We associate MSG with Chinese takeaway food but it’s used much more widely. Photo: James Sutton

Is MSG really bad for us?

MSG – the evil ingredient in Chinese food; at least there’s a lot of people who think that’s the case.

Most people believe it is used in Chinese cooking to thicken sauces but it is actually a flavour enhancer (just like salt and sugar). It will add the famous umami flavour to dishes – this difficult to explain savoury flavour we so love.

MSG stands for monosodium glutamate and is the salt (sodium) of glutamate acid which can be found naturally in foods like tomatoes and cheese.

MSG was first extracted from natural food by a Japanese biochemist who tried to isolate the flavour from seaweed (kombu to be precise) to add to stocks etc and most of stock cubes and granules have MSG included.

Production of MSG is done by bacterial fermentation with sodium added afterwards. Many people say that they get headaches after eating Chinese food but tests in the US have proven that this is not caused by MSG as it has no properties that could cause headaches.

It has been categorised as generally safe to consume by food safety authorities. MSG is gluten-free and can be used in many recipes – not only Asian-inspired ones. You can use it in making kimchi, ramen and stir fry dishes but also for burgers, pasta dishes and anywhere you like to add the umami flavour profile to your food.

Chefs seem to be divided by MSG – with Anthony Bourdain loving it but a Chinese Michelin starred chef uses chicken powder instead, saying he doesn’t serve anything he wouldn’t eat either.

Personally, I have never used MSG in cooking as I always assumed it was limited to Chinese/Asian cuisine. As I am discovering and learning more about Asian cooking, I have to amend my opinion about certain ingredients like MSG. I recently bought a Korean cookbook and none of the recipes include MSG but in a Japanese cookbook from 1984, MSG is used in some of the recipes.

Even back then, it seemed that people were concerned about the use of MSG and the cookbook addressed it by suggesting that people not use more than a quarter teaspoon per person. This was based on the assumption that MSG caused headaches.

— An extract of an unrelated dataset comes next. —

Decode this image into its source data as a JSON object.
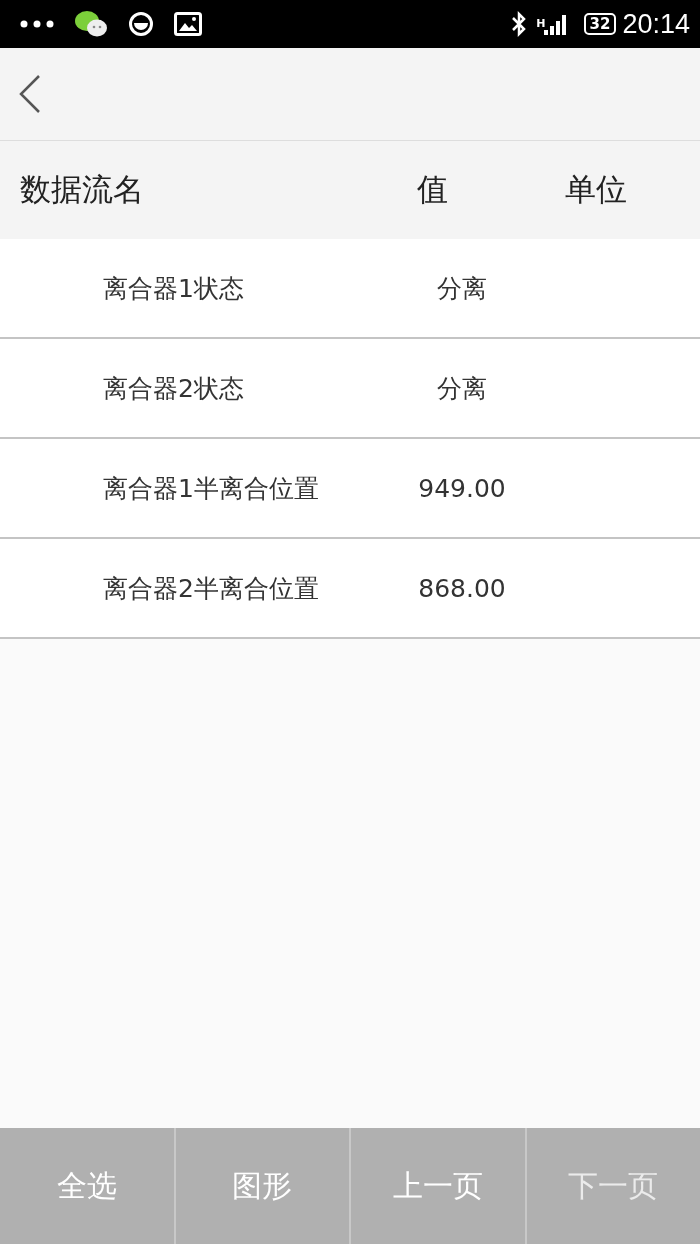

While reading the Japanese cookbook, I found some interesting recipes with pork (I think we don’t use pork enough), one being satsuma jiru – a miso stew with pork and vegetables. The recipe itself is quite detailed with specific measurements but when it comes to MSG, it just stated MSG with no amounts given.

As the recipe is for six people and considering the guidelines in the book, it would make for one and a half teaspoons.

Now, I have to go and get some MSG (you should be able to get it in most Asian food markets) and start experimenting with it – watch this space for updates!